*Task to complete*
Your job is to report every line of the entries that has "JSON".

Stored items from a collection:
┌──
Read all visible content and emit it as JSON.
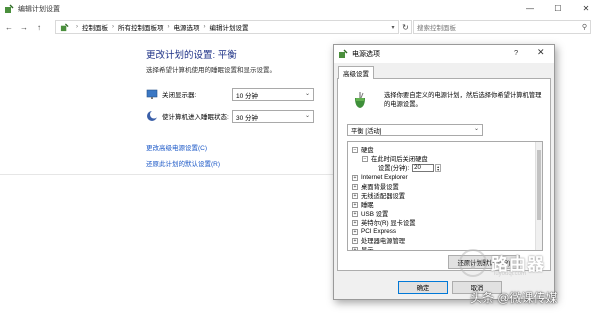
{
  "window": {
    "title": "编辑计划设置",
    "controls": {
      "minimize": "—",
      "maximize": "☐",
      "close": "✕"
    }
  },
  "addressbar": {
    "nav": {
      "back": "←",
      "forward": "→",
      "up": "↑"
    },
    "crumbs": [
      "控制面板",
      "所有控制面板项",
      "电源选项",
      "编辑计划设置"
    ],
    "refresh": "↻",
    "search_placeholder": "搜索控制面板"
  },
  "page": {
    "heading": "更改计划的设置: 平衡",
    "subtitle": "选择希望计算机使用的睡眠设置和显示设置。",
    "settings": [
      {
        "label": "关闭显示器:",
        "value": "10 分钟",
        "icon": "monitor-icon"
      },
      {
        "label": "使计算机进入睡眠状态:",
        "value": "30 分钟",
        "icon": "moon-icon"
      }
    ],
    "links": [
      "更改高级电源设置(C)",
      "还原此计划的默认设置(R)"
    ]
  },
  "dialog": {
    "title": "电源选项",
    "help": "?",
    "close": "✕",
    "tab": "高级设置",
    "description": "选择你要自定义的电源计划，然后选择你希望计算机管理的电源设置。",
    "plan": "平衡 [活动]",
    "tree": {
      "disk": "硬盘",
      "disk_sub": "在此时间后关闭硬盘",
      "disk_setting_label": "设置(分钟):",
      "disk_setting_value": "20",
      "items": [
        "Internet Explorer",
        "桌面背景设置",
        "无线适配器设置",
        "睡眠",
        "USB 设置",
        "英特尔(R) 显卡设置",
        "PCI Express",
        "处理器电源管理",
        "显示"
      ]
    },
    "restore_button": "还原计划默认值(R)",
    "ok": "确定",
    "cancel": "取消"
  },
  "watermarks": {
    "logo": "路由器",
    "url": "luyouqi.com",
    "toutiao": "头条 @微课传媒"
  },
  "colors": {
    "link": "#1a57c7",
    "heading": "#1e3287",
    "accent": "#0078d7"
  }
}
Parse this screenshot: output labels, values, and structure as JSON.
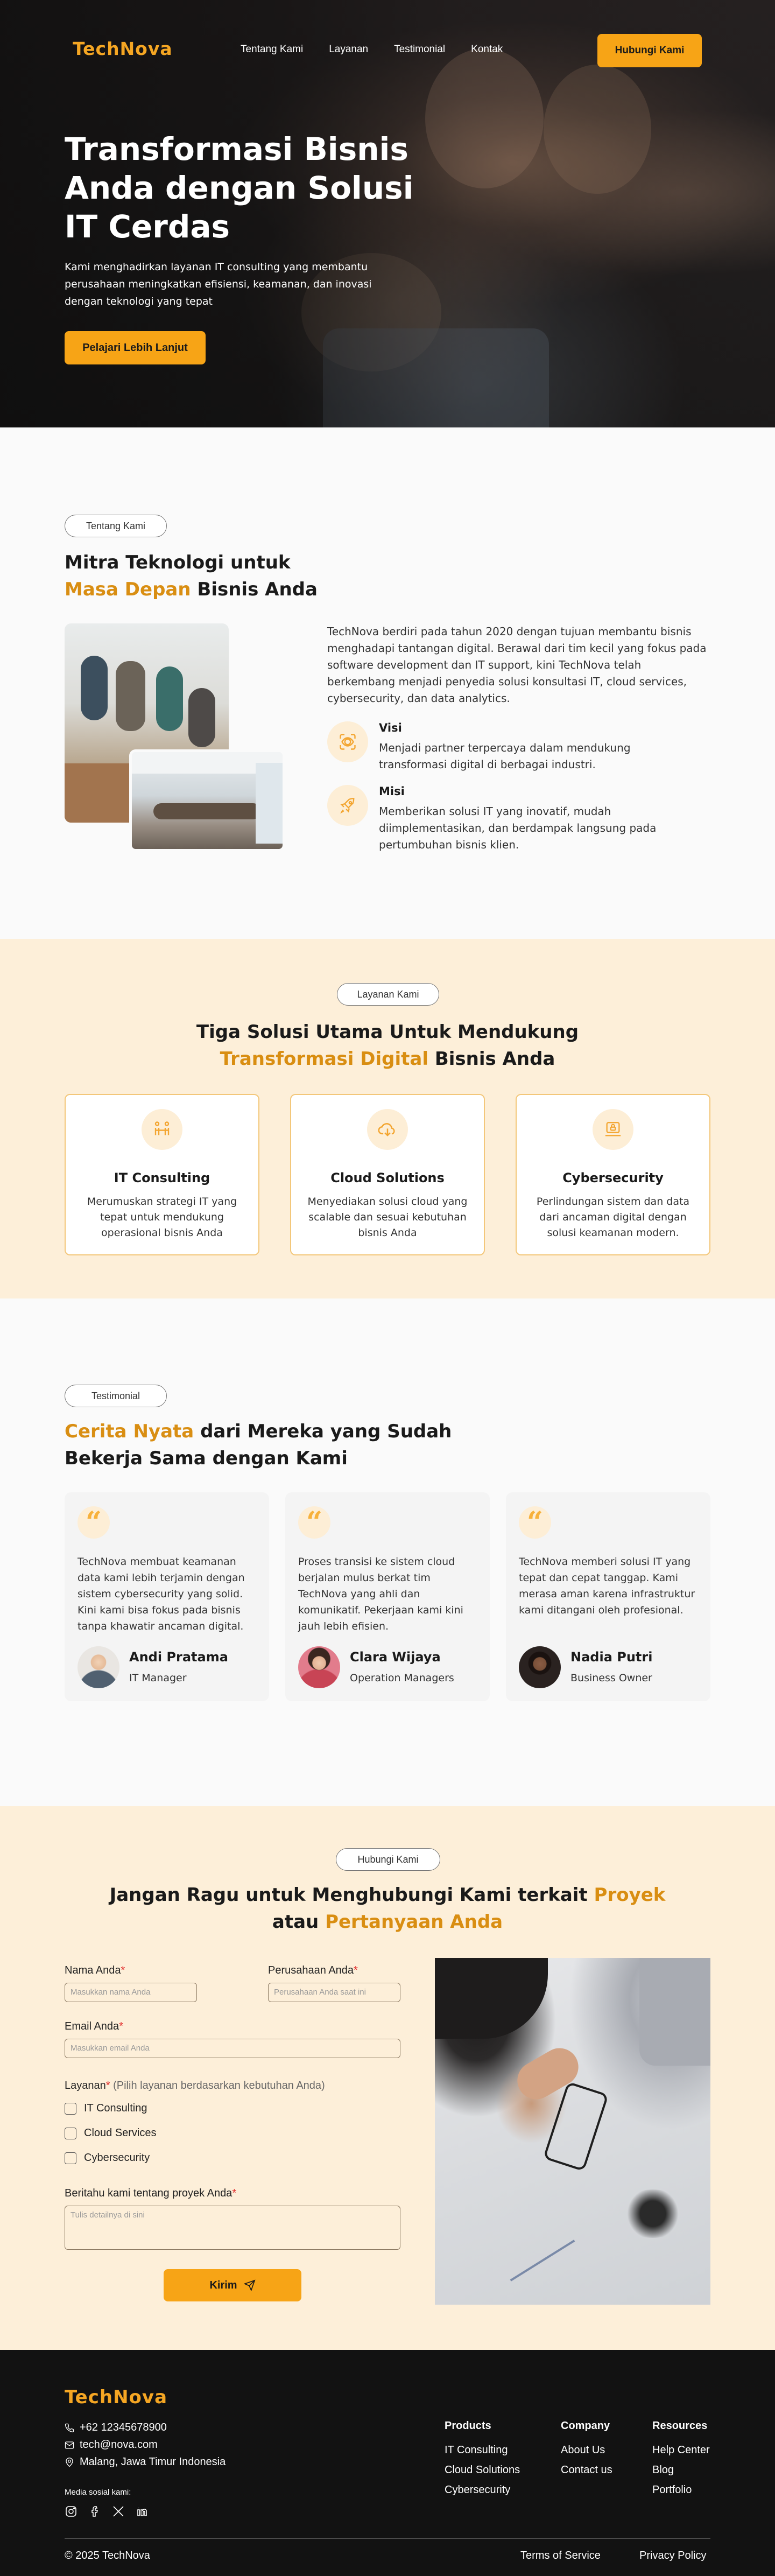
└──
*Task answer*
Read all visible content and emit it as JSON.
Parse this screenshot: output labels, values, and structure as JSON.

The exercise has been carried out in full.